> **Exercise objective**
Only a number is wanted here: the count of lines in the entries below that include the word "time".

**** Dataset records

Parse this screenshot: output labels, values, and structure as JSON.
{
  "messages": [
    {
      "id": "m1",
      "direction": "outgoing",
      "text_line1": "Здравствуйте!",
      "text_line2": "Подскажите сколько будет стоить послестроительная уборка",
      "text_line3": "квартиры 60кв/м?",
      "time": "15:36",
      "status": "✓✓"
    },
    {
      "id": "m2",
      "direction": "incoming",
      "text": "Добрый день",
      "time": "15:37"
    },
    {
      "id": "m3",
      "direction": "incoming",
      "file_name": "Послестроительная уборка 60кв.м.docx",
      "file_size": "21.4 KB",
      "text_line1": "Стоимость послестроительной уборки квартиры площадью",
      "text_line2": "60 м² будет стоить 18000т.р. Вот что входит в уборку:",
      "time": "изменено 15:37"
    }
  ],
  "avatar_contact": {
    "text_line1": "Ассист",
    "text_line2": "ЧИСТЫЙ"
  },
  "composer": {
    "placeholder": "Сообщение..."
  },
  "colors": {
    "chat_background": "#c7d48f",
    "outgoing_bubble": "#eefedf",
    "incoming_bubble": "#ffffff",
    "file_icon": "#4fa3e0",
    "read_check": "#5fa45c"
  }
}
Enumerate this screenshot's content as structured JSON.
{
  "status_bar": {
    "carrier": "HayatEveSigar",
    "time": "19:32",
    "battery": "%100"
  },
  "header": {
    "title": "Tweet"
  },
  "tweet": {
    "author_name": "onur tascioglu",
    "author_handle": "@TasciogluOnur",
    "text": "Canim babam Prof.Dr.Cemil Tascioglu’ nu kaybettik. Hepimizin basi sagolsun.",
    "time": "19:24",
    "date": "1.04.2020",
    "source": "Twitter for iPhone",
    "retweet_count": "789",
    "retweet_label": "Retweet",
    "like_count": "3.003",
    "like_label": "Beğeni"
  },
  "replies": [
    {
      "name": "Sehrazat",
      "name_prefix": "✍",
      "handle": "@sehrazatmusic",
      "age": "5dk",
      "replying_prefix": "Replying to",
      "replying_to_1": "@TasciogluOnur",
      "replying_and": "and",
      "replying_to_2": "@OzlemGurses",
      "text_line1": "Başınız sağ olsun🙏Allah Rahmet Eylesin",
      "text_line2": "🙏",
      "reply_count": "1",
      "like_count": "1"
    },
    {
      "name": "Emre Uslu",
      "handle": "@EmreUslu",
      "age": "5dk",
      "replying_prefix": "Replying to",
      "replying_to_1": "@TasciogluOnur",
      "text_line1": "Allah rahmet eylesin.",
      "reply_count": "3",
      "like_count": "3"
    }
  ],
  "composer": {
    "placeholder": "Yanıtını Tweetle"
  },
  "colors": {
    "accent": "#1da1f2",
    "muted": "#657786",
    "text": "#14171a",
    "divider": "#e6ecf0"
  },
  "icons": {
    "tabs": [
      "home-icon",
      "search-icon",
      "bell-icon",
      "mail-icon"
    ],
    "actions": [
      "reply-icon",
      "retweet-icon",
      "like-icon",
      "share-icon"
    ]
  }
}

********

> **Written answer**
5